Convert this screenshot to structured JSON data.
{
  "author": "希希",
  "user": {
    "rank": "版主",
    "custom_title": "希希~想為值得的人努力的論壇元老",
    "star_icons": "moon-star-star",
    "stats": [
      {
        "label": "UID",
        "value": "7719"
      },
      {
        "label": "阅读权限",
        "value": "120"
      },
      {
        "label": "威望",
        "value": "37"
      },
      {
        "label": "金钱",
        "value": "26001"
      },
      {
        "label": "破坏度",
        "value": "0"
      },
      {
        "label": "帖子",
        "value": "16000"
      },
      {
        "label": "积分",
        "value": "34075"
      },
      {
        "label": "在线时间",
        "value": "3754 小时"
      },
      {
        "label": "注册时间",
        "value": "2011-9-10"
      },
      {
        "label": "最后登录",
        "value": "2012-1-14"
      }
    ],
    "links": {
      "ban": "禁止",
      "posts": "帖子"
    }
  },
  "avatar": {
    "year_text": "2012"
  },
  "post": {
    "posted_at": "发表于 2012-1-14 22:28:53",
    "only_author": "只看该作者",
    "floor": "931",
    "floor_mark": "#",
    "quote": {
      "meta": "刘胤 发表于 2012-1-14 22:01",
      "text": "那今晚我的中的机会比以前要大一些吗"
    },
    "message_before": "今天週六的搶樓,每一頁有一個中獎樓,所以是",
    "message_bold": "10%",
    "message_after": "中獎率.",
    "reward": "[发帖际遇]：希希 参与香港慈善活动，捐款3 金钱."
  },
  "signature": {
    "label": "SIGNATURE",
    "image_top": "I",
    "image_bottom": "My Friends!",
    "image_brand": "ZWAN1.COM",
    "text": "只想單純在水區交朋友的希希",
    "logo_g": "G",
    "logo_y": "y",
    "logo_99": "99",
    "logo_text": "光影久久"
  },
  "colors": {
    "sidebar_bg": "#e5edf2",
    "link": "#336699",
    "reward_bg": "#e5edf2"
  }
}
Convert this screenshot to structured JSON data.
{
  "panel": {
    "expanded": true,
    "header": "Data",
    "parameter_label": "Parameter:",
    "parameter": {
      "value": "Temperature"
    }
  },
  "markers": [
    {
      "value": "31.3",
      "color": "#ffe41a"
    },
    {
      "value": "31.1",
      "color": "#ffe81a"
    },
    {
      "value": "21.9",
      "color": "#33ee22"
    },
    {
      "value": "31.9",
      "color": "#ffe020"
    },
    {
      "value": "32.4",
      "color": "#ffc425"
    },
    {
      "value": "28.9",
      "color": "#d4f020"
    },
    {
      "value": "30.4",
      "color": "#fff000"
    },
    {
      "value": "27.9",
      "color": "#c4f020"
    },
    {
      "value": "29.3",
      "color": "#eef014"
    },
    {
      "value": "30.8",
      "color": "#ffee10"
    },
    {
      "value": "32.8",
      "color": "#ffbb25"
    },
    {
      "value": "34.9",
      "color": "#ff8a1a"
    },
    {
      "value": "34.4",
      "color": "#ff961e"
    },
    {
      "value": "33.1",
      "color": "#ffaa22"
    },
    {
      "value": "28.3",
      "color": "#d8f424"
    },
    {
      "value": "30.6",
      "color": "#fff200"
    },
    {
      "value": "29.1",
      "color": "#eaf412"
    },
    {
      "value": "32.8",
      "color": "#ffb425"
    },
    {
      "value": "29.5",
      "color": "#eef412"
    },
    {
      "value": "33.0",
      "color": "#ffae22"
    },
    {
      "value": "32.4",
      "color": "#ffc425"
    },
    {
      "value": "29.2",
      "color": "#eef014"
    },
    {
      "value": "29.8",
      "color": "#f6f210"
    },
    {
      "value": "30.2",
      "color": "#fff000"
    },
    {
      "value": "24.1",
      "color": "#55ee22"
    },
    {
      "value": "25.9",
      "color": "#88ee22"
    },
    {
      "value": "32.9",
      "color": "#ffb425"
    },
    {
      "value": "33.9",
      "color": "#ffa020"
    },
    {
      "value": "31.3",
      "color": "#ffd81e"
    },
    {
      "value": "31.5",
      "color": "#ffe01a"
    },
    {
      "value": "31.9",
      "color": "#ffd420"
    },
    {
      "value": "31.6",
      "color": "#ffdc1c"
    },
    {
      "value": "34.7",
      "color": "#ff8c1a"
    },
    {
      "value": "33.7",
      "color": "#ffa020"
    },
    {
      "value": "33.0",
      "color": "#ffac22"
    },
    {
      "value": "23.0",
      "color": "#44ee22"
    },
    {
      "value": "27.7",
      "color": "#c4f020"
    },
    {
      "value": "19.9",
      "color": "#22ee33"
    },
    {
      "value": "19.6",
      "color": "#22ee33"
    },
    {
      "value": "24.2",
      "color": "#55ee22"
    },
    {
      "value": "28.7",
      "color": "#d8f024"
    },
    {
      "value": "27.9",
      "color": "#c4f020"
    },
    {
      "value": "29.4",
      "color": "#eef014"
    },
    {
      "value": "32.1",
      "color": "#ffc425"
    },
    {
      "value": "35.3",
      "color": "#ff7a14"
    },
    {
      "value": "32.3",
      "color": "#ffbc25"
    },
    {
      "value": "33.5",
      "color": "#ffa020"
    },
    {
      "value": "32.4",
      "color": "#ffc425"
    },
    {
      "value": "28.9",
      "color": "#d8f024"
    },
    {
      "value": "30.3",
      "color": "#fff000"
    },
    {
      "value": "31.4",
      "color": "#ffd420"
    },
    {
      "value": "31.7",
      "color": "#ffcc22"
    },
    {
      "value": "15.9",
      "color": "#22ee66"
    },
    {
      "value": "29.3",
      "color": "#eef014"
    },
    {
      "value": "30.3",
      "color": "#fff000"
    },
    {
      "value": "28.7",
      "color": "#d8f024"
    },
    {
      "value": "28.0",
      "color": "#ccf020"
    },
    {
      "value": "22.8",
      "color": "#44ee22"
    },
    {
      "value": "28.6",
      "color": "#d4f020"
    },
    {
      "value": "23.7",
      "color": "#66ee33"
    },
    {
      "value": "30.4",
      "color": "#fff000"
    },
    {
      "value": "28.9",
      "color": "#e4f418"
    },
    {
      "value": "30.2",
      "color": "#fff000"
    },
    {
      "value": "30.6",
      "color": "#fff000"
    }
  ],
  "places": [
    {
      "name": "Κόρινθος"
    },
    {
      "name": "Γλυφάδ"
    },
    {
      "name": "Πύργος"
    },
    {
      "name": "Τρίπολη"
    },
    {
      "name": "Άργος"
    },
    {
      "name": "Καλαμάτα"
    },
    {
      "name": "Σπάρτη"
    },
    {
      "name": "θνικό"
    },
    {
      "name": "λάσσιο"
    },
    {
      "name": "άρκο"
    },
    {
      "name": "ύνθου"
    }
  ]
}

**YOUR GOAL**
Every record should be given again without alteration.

**FINISHED TASK**
Convert this screenshot to structured JSON data.
{
  "author": "希希",
  "user": {
    "rank": "版主",
    "custom_title": "希希~想為值得的人努力的論壇元老",
    "star_icons": "moon-star-star",
    "stats": [
      {
        "label": "UID",
        "value": "7719"
      },
      {
        "label": "阅读权限",
        "value": "120"
      },
      {
        "label": "威望",
        "value": "37"
      },
      {
        "label": "金钱",
        "value": "26001"
      },
      {
        "label": "破坏度",
        "value": "0"
      },
      {
        "label": "帖子",
        "value": "16000"
      },
      {
        "label": "积分",
        "value": "34075"
      },
      {
        "label": "在线时间",
        "value": "3754 小时"
      },
      {
        "label": "注册时间",
        "value": "2011-9-10"
      },
      {
        "label": "最后登录",
        "value": "2012-1-14"
      }
    ],
    "links": {
      "ban": "禁止",
      "posts": "帖子"
    }
  },
  "avatar": {
    "year_text": "2012"
  },
  "post": {
    "posted_at": "发表于 2012-1-14 22:28:53",
    "only_author": "只看该作者",
    "floor": "931",
    "floor_mark": "#",
    "quote": {
      "meta": "刘胤 发表于 2012-1-14 22:01",
      "text": "那今晚我的中的机会比以前要大一些吗"
    },
    "message_before": "今天週六的搶樓,每一頁有一個中獎樓,所以是",
    "message_bold": "10%",
    "message_after": "中獎率.",
    "reward": "[发帖际遇]：希希 参与香港慈善活动，捐款3 金钱."
  },
  "signature": {
    "label": "SIGNATURE",
    "image_top": "I",
    "image_bottom": "My Friends!",
    "image_brand": "ZWAN1.COM",
    "text": "只想單純在水區交朋友的希希",
    "logo_g": "G",
    "logo_y": "y",
    "logo_99": "99",
    "logo_text": "光影久久"
  },
  "colors": {
    "sidebar_bg": "#e5edf2",
    "link": "#336699",
    "reward_bg": "#e5edf2"
  }
}
Convert this screenshot to structured JSON data.
{
  "panel": {
    "expanded": true,
    "header": "Data",
    "parameter_label": "Parameter:",
    "parameter": {
      "value": "Temperature"
    }
  },
  "markers": [
    {
      "value": "31.3",
      "color": "#ffe41a"
    },
    {
      "value": "31.1",
      "color": "#ffe81a"
    },
    {
      "value": "21.9",
      "color": "#33ee22"
    },
    {
      "value": "31.9",
      "color": "#ffe020"
    },
    {
      "value": "32.4",
      "color": "#ffc425"
    },
    {
      "value": "28.9",
      "color": "#d4f020"
    },
    {
      "value": "30.4",
      "color": "#fff000"
    },
    {
      "value": "27.9",
      "color": "#c4f020"
    },
    {
      "value": "29.3",
      "color": "#eef014"
    },
    {
      "value": "30.8",
      "color": "#ffee10"
    },
    {
      "value": "32.8",
      "color": "#ffbb25"
    },
    {
      "value": "34.9",
      "color": "#ff8a1a"
    },
    {
      "value": "34.4",
      "color": "#ff961e"
    },
    {
      "value": "33.1",
      "color": "#ffaa22"
    },
    {
      "value": "28.3",
      "color": "#d8f424"
    },
    {
      "value": "30.6",
      "color": "#fff200"
    },
    {
      "value": "29.1",
      "color": "#eaf412"
    },
    {
      "value": "32.8",
      "color": "#ffb425"
    },
    {
      "value": "29.5",
      "color": "#eef412"
    },
    {
      "value": "33.0",
      "color": "#ffae22"
    },
    {
      "value": "32.4",
      "color": "#ffc425"
    },
    {
      "value": "29.2",
      "color": "#eef014"
    },
    {
      "value": "29.8",
      "color": "#f6f210"
    },
    {
      "value": "30.2",
      "color": "#fff000"
    },
    {
      "value": "24.1",
      "color": "#55ee22"
    },
    {
      "value": "25.9",
      "color": "#88ee22"
    },
    {
      "value": "32.9",
      "color": "#ffb425"
    },
    {
      "value": "33.9",
      "color": "#ffa020"
    },
    {
      "value": "31.3",
      "color": "#ffd81e"
    },
    {
      "value": "31.5",
      "color": "#ffe01a"
    },
    {
      "value": "31.9",
      "color": "#ffd420"
    },
    {
      "value": "31.6",
      "color": "#ffdc1c"
    },
    {
      "value": "34.7",
      "color": "#ff8c1a"
    },
    {
      "value": "33.7",
      "color": "#ffa020"
    },
    {
      "value": "33.0",
      "color": "#ffac22"
    },
    {
      "value": "23.0",
      "color": "#44ee22"
    },
    {
      "value": "27.7",
      "color": "#c4f020"
    },
    {
      "value": "19.9",
      "color": "#22ee33"
    },
    {
      "value": "19.6",
      "color": "#22ee33"
    },
    {
      "value": "24.2",
      "color": "#55ee22"
    },
    {
      "value": "28.7",
      "color": "#d8f024"
    },
    {
      "value": "27.9",
      "color": "#c4f020"
    },
    {
      "value": "29.4",
      "color": "#eef014"
    },
    {
      "value": "32.1",
      "color": "#ffc425"
    },
    {
      "value": "35.3",
      "color": "#ff7a14"
    },
    {
      "value": "32.3",
      "color": "#ffbc25"
    },
    {
      "value": "33.5",
      "color": "#ffa020"
    },
    {
      "value": "32.4",
      "color": "#ffc425"
    },
    {
      "value": "28.9",
      "color": "#d8f024"
    },
    {
      "value": "30.3",
      "color": "#fff000"
    },
    {
      "value": "31.4",
      "color": "#ffd420"
    },
    {
      "value": "31.7",
      "color": "#ffcc22"
    },
    {
      "value": "15.9",
      "color": "#22ee66"
    },
    {
      "value": "29.3",
      "color": "#eef014"
    },
    {
      "value": "30.3",
      "color": "#fff000"
    },
    {
      "value": "28.7",
      "color": "#d8f024"
    },
    {
      "value": "28.0",
      "color": "#ccf020"
    },
    {
      "value": "22.8",
      "color": "#44ee22"
    },
    {
      "value": "28.6",
      "color": "#d4f020"
    },
    {
      "value": "23.7",
      "color": "#66ee33"
    },
    {
      "value": "30.4",
      "color": "#fff000"
    },
    {
      "value": "28.9",
      "color": "#e4f418"
    },
    {
      "value": "30.2",
      "color": "#fff000"
    },
    {
      "value": "30.6",
      "color": "#fff000"
    }
  ],
  "places": [
    {
      "name": "Κόρινθος"
    },
    {
      "name": "Γλυφάδ"
    },
    {
      "name": "Πύργος"
    },
    {
      "name": "Τρίπολη"
    },
    {
      "name": "Άργος"
    },
    {
      "name": "Καλαμάτα"
    },
    {
      "name": "Σπάρτη"
    },
    {
      "name": "θνικό"
    },
    {
      "name": "λάσσιο"
    },
    {
      "name": "άρκο"
    },
    {
      "name": "ύνθου"
    }
  ]
}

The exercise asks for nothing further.